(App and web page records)
-- Opening Marker --

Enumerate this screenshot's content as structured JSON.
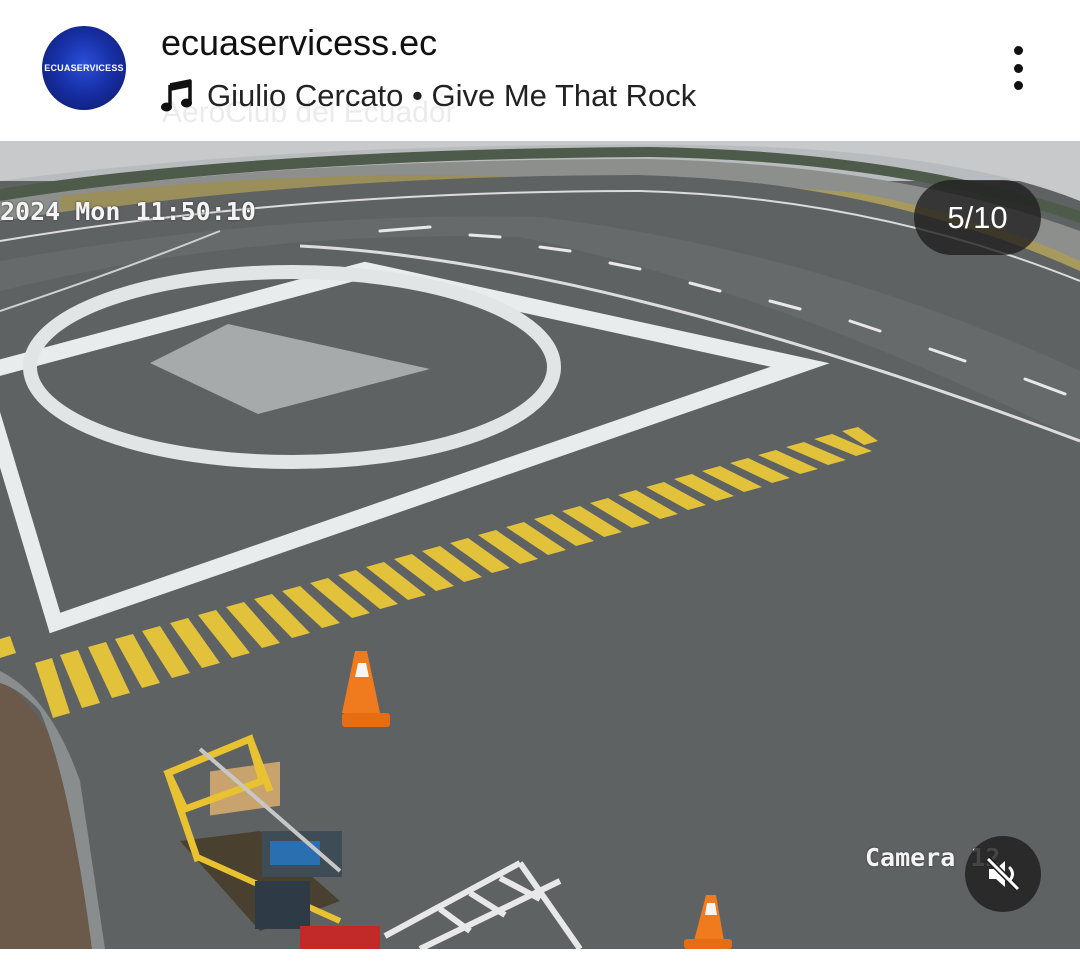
{
  "post": {
    "username": "ecuaservicess.ec",
    "avatar_text": "ECUASERVICESS",
    "music": {
      "icon": "music-note-icon",
      "label": "Giulio Cercato • Give Me That Rock"
    },
    "location_ghost": "AeroClub del Ecuador",
    "more_icon": "more-vertical-icon"
  },
  "media": {
    "counter": "5/10",
    "timestamp": "2024 Mon 11:50:10",
    "camera_label": "Camera 12",
    "mute_icon": "speaker-muted-icon"
  },
  "colors": {
    "tarmac": "#5f6263",
    "marking_white": "#e9ecec",
    "marking_yellow": "#e2c23a",
    "grass": "#a89a5c",
    "cone": "#f07a1e",
    "badge_bg": "#1e1e1e"
  }
}
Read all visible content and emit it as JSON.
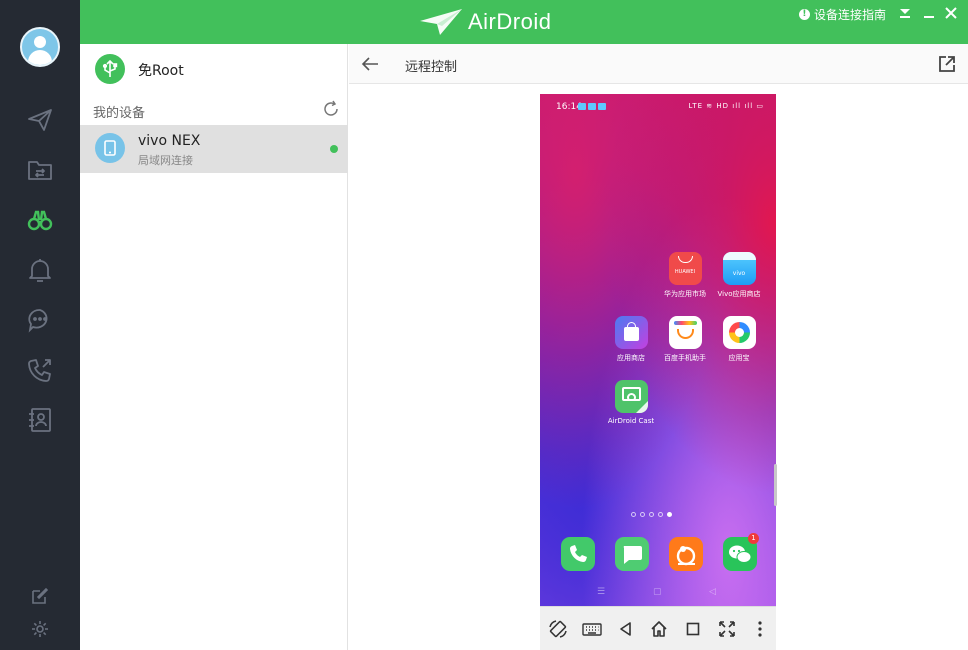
{
  "app": {
    "logo_text": "AirDroid",
    "guide_label": "设备连接指南",
    "brand_color": "#42c05b",
    "sidebar_color": "#252a33"
  },
  "sidebar": {
    "items": [
      {
        "name": "send-icon",
        "active": false
      },
      {
        "name": "file-transfer-icon",
        "active": false
      },
      {
        "name": "binoculars-icon",
        "active": true
      },
      {
        "name": "bell-icon",
        "active": false
      },
      {
        "name": "chat-icon",
        "active": false
      },
      {
        "name": "call-icon",
        "active": false
      },
      {
        "name": "contacts-icon",
        "active": false
      }
    ]
  },
  "panel": {
    "root_label": "免Root",
    "section_label": "我的设备",
    "device": {
      "name": "vivo NEX",
      "connection": "局域网连接",
      "online": true
    }
  },
  "main": {
    "title": "远程控制"
  },
  "phone": {
    "time": "16:14",
    "status_right": "LTE ≋ HD ıll ıll ▭",
    "apps": [
      {
        "label": "华为应用市场",
        "icon": "huawei-appgallery-icon",
        "tile_text": "HUAWEI"
      },
      {
        "label": "Vivo应用商店",
        "icon": "vivo-appstore-icon",
        "tile_text": "vivo"
      },
      {
        "label": "应用商店",
        "icon": "app-store-bag-icon"
      },
      {
        "label": "百度手机助手",
        "icon": "baidu-assistant-icon"
      },
      {
        "label": "应用宝",
        "icon": "yingyongbao-icon"
      },
      {
        "label": "AirDroid Cast",
        "icon": "airdroid-cast-icon"
      }
    ],
    "dock": [
      {
        "icon": "phone-app-icon"
      },
      {
        "icon": "messages-app-icon"
      },
      {
        "icon": "uc-browser-icon"
      },
      {
        "icon": "wechat-icon",
        "badge": "1"
      }
    ],
    "page_dots": 5,
    "active_dot": 4
  }
}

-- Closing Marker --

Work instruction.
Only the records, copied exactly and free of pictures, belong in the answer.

Written solution.
Enumerate this screenshot's content as structured JSON.
{
  "post": {
    "username": "ecuaservicess.ec",
    "avatar_text": "ECUASERVICESS",
    "music": {
      "icon": "music-note-icon",
      "label": "Giulio Cercato • Give Me That Rock"
    },
    "location_ghost": "AeroClub del Ecuador",
    "more_icon": "more-vertical-icon"
  },
  "media": {
    "counter": "5/10",
    "timestamp": "2024 Mon 11:50:10",
    "camera_label": "Camera 12",
    "mute_icon": "speaker-muted-icon"
  },
  "colors": {
    "tarmac": "#5f6263",
    "marking_white": "#e9ecec",
    "marking_yellow": "#e2c23a",
    "grass": "#a89a5c",
    "cone": "#f07a1e",
    "badge_bg": "#1e1e1e"
  }
}
Read all visible content and emit it as JSON.
{
  "app": {
    "logo_text": "AirDroid",
    "guide_label": "设备连接指南",
    "brand_color": "#42c05b",
    "sidebar_color": "#252a33"
  },
  "sidebar": {
    "items": [
      {
        "name": "send-icon",
        "active": false
      },
      {
        "name": "file-transfer-icon",
        "active": false
      },
      {
        "name": "binoculars-icon",
        "active": true
      },
      {
        "name": "bell-icon",
        "active": false
      },
      {
        "name": "chat-icon",
        "active": false
      },
      {
        "name": "call-icon",
        "active": false
      },
      {
        "name": "contacts-icon",
        "active": false
      }
    ]
  },
  "panel": {
    "root_label": "免Root",
    "section_label": "我的设备",
    "device": {
      "name": "vivo NEX",
      "connection": "局域网连接",
      "online": true
    }
  },
  "main": {
    "title": "远程控制"
  },
  "phone": {
    "time": "16:14",
    "status_right": "LTE ≋ HD ıll ıll ▭",
    "apps": [
      {
        "label": "华为应用市场",
        "icon": "huawei-appgallery-icon",
        "tile_text": "HUAWEI"
      },
      {
        "label": "Vivo应用商店",
        "icon": "vivo-appstore-icon",
        "tile_text": "vivo"
      },
      {
        "label": "应用商店",
        "icon": "app-store-bag-icon"
      },
      {
        "label": "百度手机助手",
        "icon": "baidu-assistant-icon"
      },
      {
        "label": "应用宝",
        "icon": "yingyongbao-icon"
      },
      {
        "label": "AirDroid Cast",
        "icon": "airdroid-cast-icon"
      }
    ],
    "dock": [
      {
        "icon": "phone-app-icon"
      },
      {
        "icon": "messages-app-icon"
      },
      {
        "icon": "uc-browser-icon"
      },
      {
        "icon": "wechat-icon",
        "badge": "1"
      }
    ],
    "page_dots": 5,
    "active_dot": 4
  }
}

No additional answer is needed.